He is also about as nonjudgmental as a person can be. He is, admittedly, angry when he discovers that she used him, but that is not judgmental. But does he mind that she is a stripper? Or the girlfriend of a gangster? He always sees her as a person and never as an example of a certain type of woman…though Mrs. Bragg, the housekeeper for the professors, certainly does. Sugarpuss is simply the woman he loves…and who knows some “mouthwatering” slang.

Bertram Potts (or Pottsie, as Sugarpuss calls him) even gets to be heroic. But not by the traditional beat-the-bad-guy-up method – though he does get to eventually beat the bad guy up – but via intellectual knowledge. He and his fellow professors are able to outwit the villains using their knowledge of history, literature and science.

And he looks like Gary Cooper. The only wonder to me is that Sugarpuss does not fall for him sooner, though she does comment that he doesn’t know how to kiss (“the jerk!”) and looks like a “giraffe.” But he had me at “skidoo” (which he traced from the word skedaddle).

This has been my post for the “Reel Infatuation Blogathon,” hosted by Silverscreenings  and Font and Frock. Be sure to check back for more screen crush posts in the recaps for days 1, 2, and 3 of the blogathon.

 
14 Comments

Posted by on June 23, 2017 in Movies

 

Tags: , , , , , , , , ,

Great Scott!! The “Movie Scientist Blogathon” is Back!

The “Movie Scientist Blogathon: The Good, the Mad, the Lonely” is back for 2017! I am so excited to be co-hosting this event with Ruth at Silver Screenings.

The blogathon is about movie scientists. The good scientists, the mad scientists, and the lonely scientists. The idea originated from a discussion between Ruth and myself about how scientists get into all sorts of trouble because they insist on working alone (like Dr. Frankenstein) instead of getting an outside opinion that might prevent careless mistakes or unfortunate occurrences. The blogathon is not, however, limited to only lonely scientists.

When – September 8-10, 2017

Each day is dedicated to a different subset of scientists.

Day 1 (8th) – The Good
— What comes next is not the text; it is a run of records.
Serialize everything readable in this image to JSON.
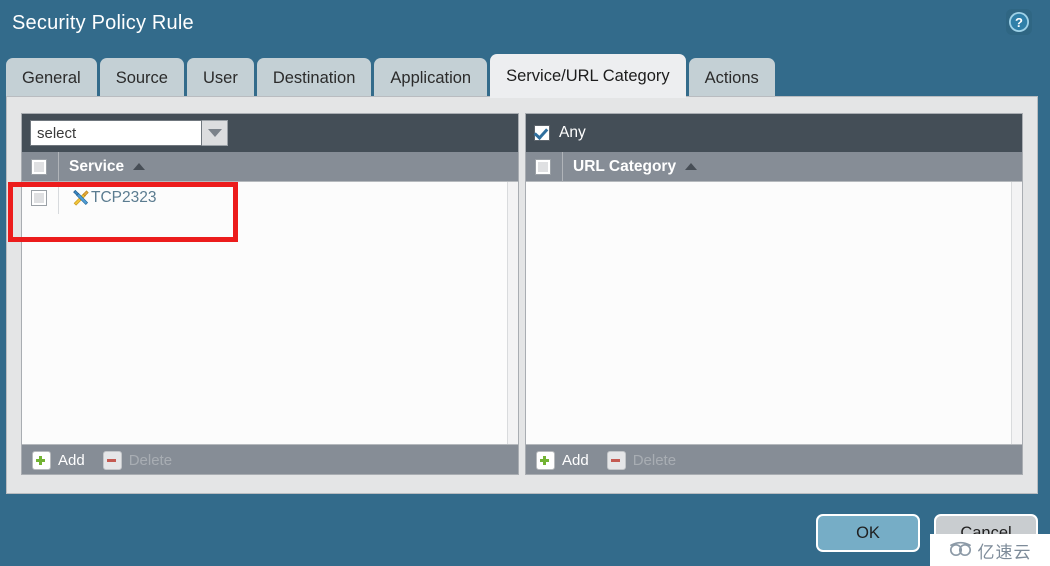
{
  "dialog": {
    "title": "Security Policy Rule",
    "help_icon": "help-circle-icon"
  },
  "tabs": [
    {
      "label": "General",
      "active": false
    },
    {
      "label": "Source",
      "active": false
    },
    {
      "label": "User",
      "active": false
    },
    {
      "label": "Destination",
      "active": false
    },
    {
      "label": "Application",
      "active": false
    },
    {
      "label": "Service/URL Category",
      "active": true
    },
    {
      "label": "Actions",
      "active": false
    }
  ],
  "service_panel": {
    "select": {
      "value": "select",
      "placeholder": "select",
      "arrow_icon": "chevron-down-icon"
    },
    "column_header": "Service",
    "sort_icon": "sort-ascending-icon",
    "header_checked": false,
    "rows": [
      {
        "label": "TCP2323",
        "icon": "tools-icon",
        "checked": false
      }
    ],
    "footer": {
      "add_label": "Add",
      "add_icon": "plus-square-icon",
      "delete_label": "Delete",
      "delete_icon": "minus-square-icon",
      "delete_disabled": true
    }
  },
  "url_panel": {
    "any": {
      "label": "Any",
      "checked": true
    },
    "column_header": "URL Category",
    "sort_icon": "sort-ascending-icon",
    "header_checked": false,
    "rows": [],
    "footer": {
      "add_label": "Add",
      "add_icon": "plus-square-icon",
      "delete_label": "Delete",
      "delete_icon": "minus-square-icon",
      "delete_disabled": true
    }
  },
  "buttons": {
    "ok": "OK",
    "cancel": "Cancel"
  },
  "watermark": {
    "text": "亿速云",
    "icon": "cloud-logo-icon"
  },
  "colors": {
    "dialog_background": "#336b8b",
    "tab_inactive": "#c4d0d5",
    "tab_active": "#edeef0",
    "panel_background": "#e4e5e6",
    "topbar_dark": "#444e57",
    "header_grey": "#868d96",
    "link_text": "#5b7c90",
    "highlight_red": "#ec1c1c",
    "ok_button": "#76adc6",
    "cancel_button": "#c9cdd0",
    "add_green": "#73b333",
    "delete_red": "#c45a52"
  }
}
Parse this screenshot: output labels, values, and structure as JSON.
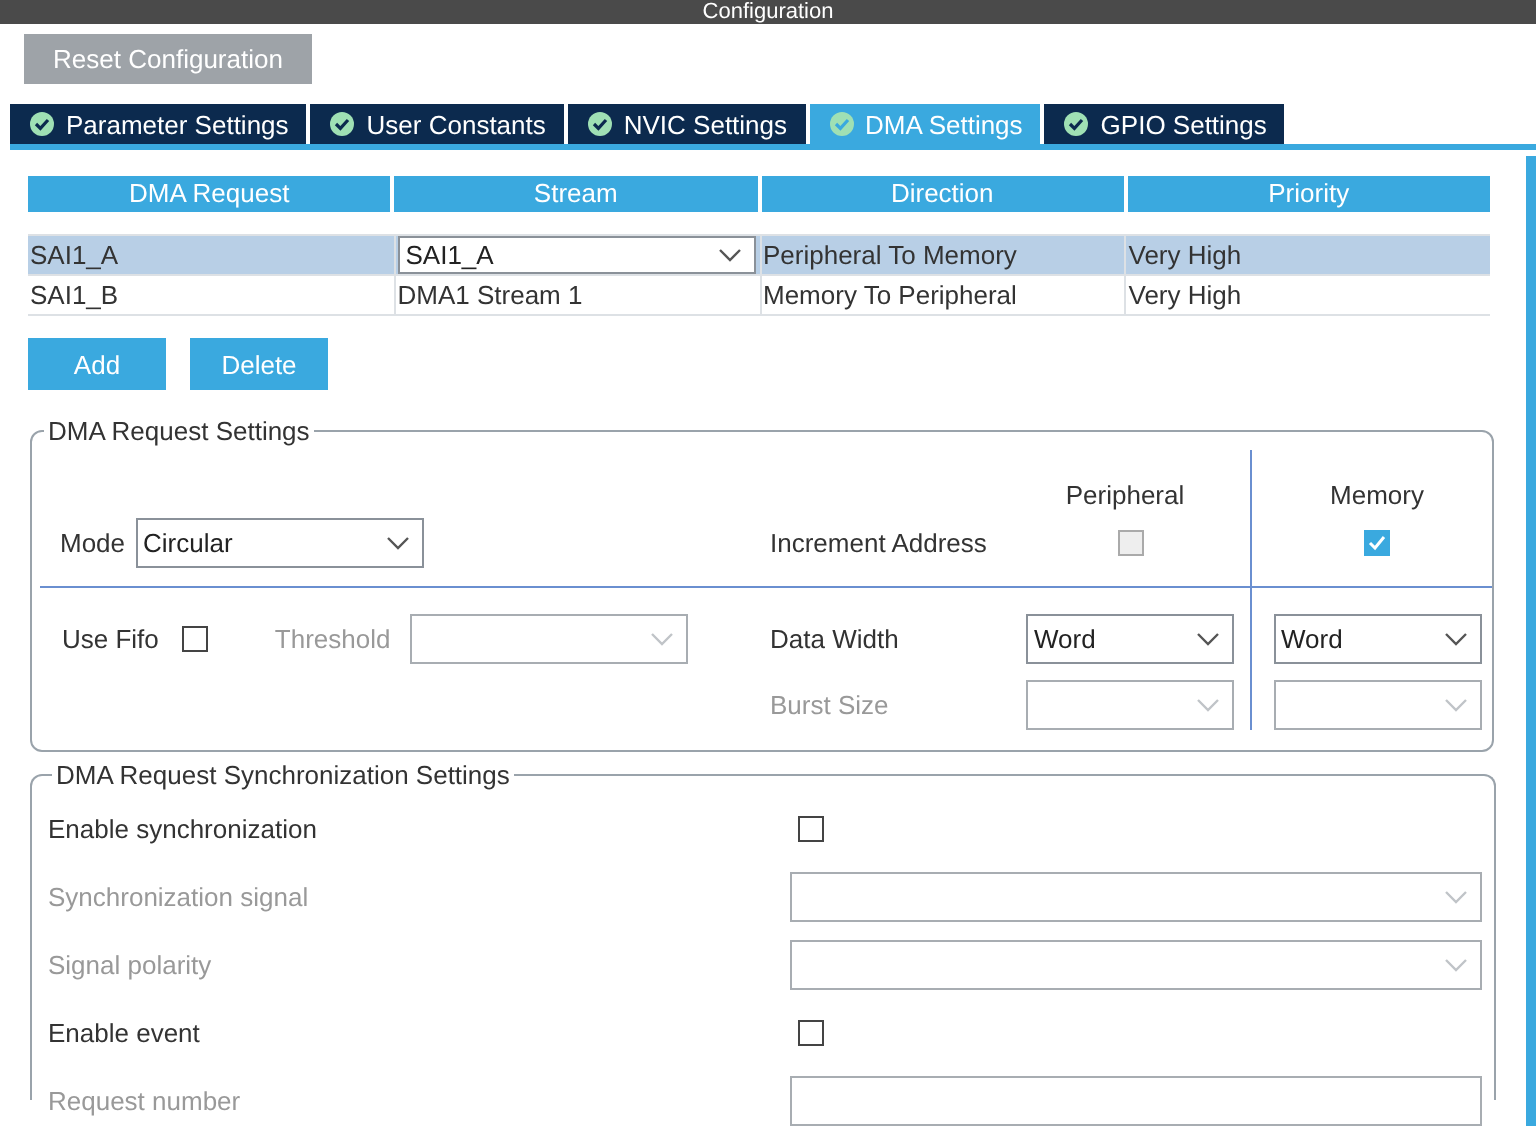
{
  "window": {
    "title": "Configuration"
  },
  "reset_button": "Reset Configuration",
  "tabs": [
    {
      "label": "Parameter Settings",
      "selected": false
    },
    {
      "label": "User Constants",
      "selected": false
    },
    {
      "label": "NVIC Settings",
      "selected": false
    },
    {
      "label": "DMA Settings",
      "selected": true
    },
    {
      "label": "GPIO Settings",
      "selected": false
    }
  ],
  "table": {
    "columns": [
      "DMA Request",
      "Stream",
      "Direction",
      "Priority"
    ],
    "rows": [
      {
        "selected": true,
        "cells": [
          {
            "kind": "text",
            "text": "SAI1_A"
          },
          {
            "kind": "dropdown",
            "text": "SAI1_A"
          },
          {
            "kind": "text",
            "text": "Peripheral To Memory"
          },
          {
            "kind": "text",
            "text": "Very High"
          }
        ]
      },
      {
        "selected": false,
        "cells": [
          {
            "kind": "text",
            "text": "SAI1_B"
          },
          {
            "kind": "text",
            "text": "DMA1 Stream 1"
          },
          {
            "kind": "text",
            "text": "Memory To Peripheral"
          },
          {
            "kind": "text",
            "text": "Very High"
          }
        ]
      }
    ]
  },
  "buttons": [
    "Add",
    "Delete"
  ],
  "request_settings": {
    "title": "DMA Request Settings",
    "column_headers": [
      "Peripheral",
      "Memory"
    ],
    "mode": {
      "label": "Mode",
      "value": "Circular"
    },
    "increment_address": {
      "label": "Increment Address",
      "peripheral": {
        "checked": false,
        "disabled": true
      },
      "memory": {
        "checked": true,
        "disabled": false
      }
    },
    "use_fifo": {
      "label": "Use Fifo",
      "checked": false
    },
    "threshold": {
      "label": "Threshold",
      "disabled": true
    },
    "data_width": {
      "label": "Data Width",
      "peripheral": "Word",
      "memory": "Word"
    },
    "burst_size": {
      "label": "Burst Size",
      "disabled": true
    }
  },
  "sync_settings": {
    "title": "DMA Request Synchronization Settings",
    "rows": [
      {
        "kind": "checkbox",
        "label": "Enable synchronization",
        "checked": false,
        "disabled": false
      },
      {
        "kind": "dropdown",
        "label": "Synchronization signal",
        "disabled": true
      },
      {
        "kind": "dropdown",
        "label": "Signal polarity",
        "disabled": true
      },
      {
        "kind": "checkbox",
        "label": "Enable event",
        "checked": false,
        "disabled": false
      },
      {
        "kind": "input",
        "label": "Request number",
        "disabled": true
      }
    ]
  }
}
Day 2 (9th) – The Mad

Day 3 (10th) – The Lonely

How – You can sign up by filling out the form below. If you want to do more than one topic, simply fill out a separate form for each topic. Be sure to choose which day your scientist or film fits in. If you have a scientists that could be put into more than one category, feel free to choose the day that works best for you.

On the evening of each day of the blogathon, Silver Screenings and I will put up a recap of the day’s posts. To send us your post, simply paste the link of your post to one of our comments sections or tweet it to us (I can be found at @_cwehner) and we will include it in the recap. If you have any more questions, please feel free to contact either me or Ruth at Silver Screenings.

Rules – Because there are so many movie scientists to choose from, we are not allowing duplicate posts on any film. Once a film has been chosen by one blogger, it is no longer available, unless you would like to compare it to another film (like comparing the 1931 Dr. Jekyll and Mr. Hyde with the 1941 Dr. Jekyll and Mr. Hyde). We are also not including television scientists in this blogathon, but there are no limits on what time period the film can be from, from the silent era to 2017.

To help us get the word out, please feel free to grab one of the banners at the bottom of this post, which I want to thank Ruth for creating!

Sign-Up Below

Movie Roster View Sheet – You can also click HERE to open the roster in another window.

 
35 Comments

Posted by on June 17, 2017 in Movies

 

Tags: , , ,

 
%d bloggers like this: